The DIFC-LCIA Arbitration Center was established in 2008 as a joint venture between DAI and the London Court of International Arbitration (LCIA). Following the promulgation of the DIAC Decree, on September 20, 2021, the DAI was effectively abolished, beginning an uncertain transitional period of six months for existing arbitrations administered by the DIFC-LCIA Arbitration Center as well as for new arbitrations referring to the rules of the DIFC-LCIA. Given the success of the DIFC-LCIA Arbitration Center, the DIAC Executive Order came as a surprise to many and subsequently, in March 2022, once an agreement was reached between DIAC and the LCIA, it was clarified that all existing cases started with the DIFC-LCIA. (and having received a registered case number) no later than March 20, 2022 will be administered to completion by the LCIA. Arbitrations commenced after that date under the DIFC-LCIA Rules will be administered by the new DIAC under the new 2022 DIAC Rules, unless the parties agree otherwise.
ADGM Arbitration Center
The ADGM Arbitration Center was launched in October 2018. The ADGM Arbitration Center is not an arbitration institution, but rather a neutral facility intended to conduct hearings for mediations and arbitrations. arbitrations.
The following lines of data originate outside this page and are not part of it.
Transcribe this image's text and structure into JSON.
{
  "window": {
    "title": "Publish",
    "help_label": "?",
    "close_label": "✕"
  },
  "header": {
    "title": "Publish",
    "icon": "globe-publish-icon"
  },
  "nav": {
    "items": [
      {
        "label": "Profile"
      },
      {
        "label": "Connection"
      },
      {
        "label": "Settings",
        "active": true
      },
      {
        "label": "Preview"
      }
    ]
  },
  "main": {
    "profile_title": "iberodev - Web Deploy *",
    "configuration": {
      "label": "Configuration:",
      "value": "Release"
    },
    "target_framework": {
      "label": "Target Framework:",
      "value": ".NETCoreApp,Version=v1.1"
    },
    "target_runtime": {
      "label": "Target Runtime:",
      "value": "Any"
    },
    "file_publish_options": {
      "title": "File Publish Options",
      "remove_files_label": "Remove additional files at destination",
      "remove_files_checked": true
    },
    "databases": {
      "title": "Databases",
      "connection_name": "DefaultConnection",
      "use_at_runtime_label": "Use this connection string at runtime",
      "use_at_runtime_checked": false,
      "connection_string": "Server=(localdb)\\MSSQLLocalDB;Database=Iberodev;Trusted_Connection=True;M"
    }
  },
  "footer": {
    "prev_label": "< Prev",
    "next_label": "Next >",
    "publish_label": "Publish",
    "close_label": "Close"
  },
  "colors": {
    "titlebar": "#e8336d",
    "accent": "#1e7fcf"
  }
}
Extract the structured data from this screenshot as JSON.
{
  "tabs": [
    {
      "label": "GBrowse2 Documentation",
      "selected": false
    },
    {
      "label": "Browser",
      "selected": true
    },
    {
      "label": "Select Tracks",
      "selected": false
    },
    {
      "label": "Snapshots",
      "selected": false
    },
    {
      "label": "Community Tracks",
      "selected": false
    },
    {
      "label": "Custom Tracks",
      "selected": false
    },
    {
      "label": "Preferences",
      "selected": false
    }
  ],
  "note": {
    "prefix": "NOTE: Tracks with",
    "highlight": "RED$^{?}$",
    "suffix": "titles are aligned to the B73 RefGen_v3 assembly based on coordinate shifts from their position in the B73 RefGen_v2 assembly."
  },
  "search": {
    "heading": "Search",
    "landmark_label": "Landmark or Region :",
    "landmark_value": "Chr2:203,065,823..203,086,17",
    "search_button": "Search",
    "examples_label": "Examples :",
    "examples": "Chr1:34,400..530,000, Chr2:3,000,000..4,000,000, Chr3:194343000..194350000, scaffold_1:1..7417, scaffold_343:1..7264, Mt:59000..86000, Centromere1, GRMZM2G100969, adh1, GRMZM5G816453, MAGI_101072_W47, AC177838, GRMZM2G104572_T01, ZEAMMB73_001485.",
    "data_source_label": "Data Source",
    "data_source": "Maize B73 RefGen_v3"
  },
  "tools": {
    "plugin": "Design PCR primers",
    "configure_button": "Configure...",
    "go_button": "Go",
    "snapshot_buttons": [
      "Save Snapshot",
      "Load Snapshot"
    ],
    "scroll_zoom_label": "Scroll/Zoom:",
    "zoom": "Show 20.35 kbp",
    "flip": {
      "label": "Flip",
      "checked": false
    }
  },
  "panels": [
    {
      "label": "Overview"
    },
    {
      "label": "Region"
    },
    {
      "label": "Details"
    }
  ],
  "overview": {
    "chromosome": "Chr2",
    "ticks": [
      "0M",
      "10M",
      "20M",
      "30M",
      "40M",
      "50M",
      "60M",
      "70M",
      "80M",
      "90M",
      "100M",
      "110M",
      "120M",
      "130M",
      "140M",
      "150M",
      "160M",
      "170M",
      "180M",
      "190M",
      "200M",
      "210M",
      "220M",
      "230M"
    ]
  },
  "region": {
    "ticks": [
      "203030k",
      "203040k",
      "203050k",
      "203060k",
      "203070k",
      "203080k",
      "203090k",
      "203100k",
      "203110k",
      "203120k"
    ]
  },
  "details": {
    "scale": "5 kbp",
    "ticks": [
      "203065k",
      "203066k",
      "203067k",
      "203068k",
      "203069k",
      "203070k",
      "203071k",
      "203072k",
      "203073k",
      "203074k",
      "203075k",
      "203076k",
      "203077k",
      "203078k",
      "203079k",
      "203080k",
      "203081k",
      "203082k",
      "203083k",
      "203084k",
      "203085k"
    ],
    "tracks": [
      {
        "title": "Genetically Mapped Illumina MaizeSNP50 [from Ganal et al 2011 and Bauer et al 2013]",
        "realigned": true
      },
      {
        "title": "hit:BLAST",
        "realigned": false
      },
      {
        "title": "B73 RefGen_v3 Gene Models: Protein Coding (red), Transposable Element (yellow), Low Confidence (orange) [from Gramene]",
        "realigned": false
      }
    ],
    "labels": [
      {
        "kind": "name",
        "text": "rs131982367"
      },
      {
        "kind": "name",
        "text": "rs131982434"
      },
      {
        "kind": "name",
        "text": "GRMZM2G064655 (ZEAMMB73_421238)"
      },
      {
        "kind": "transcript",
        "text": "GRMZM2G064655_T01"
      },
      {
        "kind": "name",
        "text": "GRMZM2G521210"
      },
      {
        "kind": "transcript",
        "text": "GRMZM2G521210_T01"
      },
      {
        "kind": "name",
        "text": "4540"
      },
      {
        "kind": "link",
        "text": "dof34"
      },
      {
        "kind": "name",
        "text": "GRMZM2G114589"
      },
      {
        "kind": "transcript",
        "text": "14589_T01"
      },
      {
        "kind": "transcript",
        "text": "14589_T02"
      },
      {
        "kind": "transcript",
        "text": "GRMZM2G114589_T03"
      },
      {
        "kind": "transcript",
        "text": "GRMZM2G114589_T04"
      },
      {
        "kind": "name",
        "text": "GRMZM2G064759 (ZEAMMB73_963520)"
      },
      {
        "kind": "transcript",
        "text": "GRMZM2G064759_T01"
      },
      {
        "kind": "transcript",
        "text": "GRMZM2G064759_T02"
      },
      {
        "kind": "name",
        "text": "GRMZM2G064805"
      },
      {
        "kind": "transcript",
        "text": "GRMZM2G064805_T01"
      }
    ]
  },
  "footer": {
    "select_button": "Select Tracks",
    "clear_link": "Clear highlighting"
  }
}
The ADGM Arbitration Center may be used to conduct hearings for arbitrations sitting at the ADGM, as well as for any other arbitration.
It is evident that the International Chamber of Commerce (ICC) is expected to open a representative office within the ADGM Arbitration Center since its launch, and in December 2020, the ICC Court Secretariat announced that he was about to open his fifth international business management. office at the ADGM Arbitration Center.
Other Arbitral Institutions
Other noteworthy institutions include (1) the Sharjah Center for International Commercial Arbitration (Tahkeem); (2) the Ras Al Khaimah Center for Reconciliation and Commercial Arbitration; and (3) the International Islamic Center for Reconciliation and Arbitration (IICRA) (an international, independent, non-profit organization of the Islamic finance industry).
The UAE acceded to the United Nations Convention on the Recognition and Enforcement of Foreign Arbitral Awards (the New York Convention) on November 19, 2006.
The UAE is also a signatory to the multilateral treaty known as the 1996 Agreement on the Enforcement of Court Judgments, Delegations and Judicial Opinions in the States of the Gulf Cooperation Council (GCC), regarding concerns the enforcement of arbitral awards between GCC States. Additionally, the United Arab Emirates is a party to the Riyadh Convention. There are bilateral treaties concluded by the UAE for the enforcement of judgments at the international level in France, India, China, Khazakhstan, Pakistan, Armenia, Azerbaijan, Afghanistan, Nigeria and Tujikistan.
The DIFC and ADGM also benefit from additional bilateral guidance memoranda for the reciprocal recognition of judgments with countries such as England and Wales, Australia, New Zealand, Hong Kong and Singapore.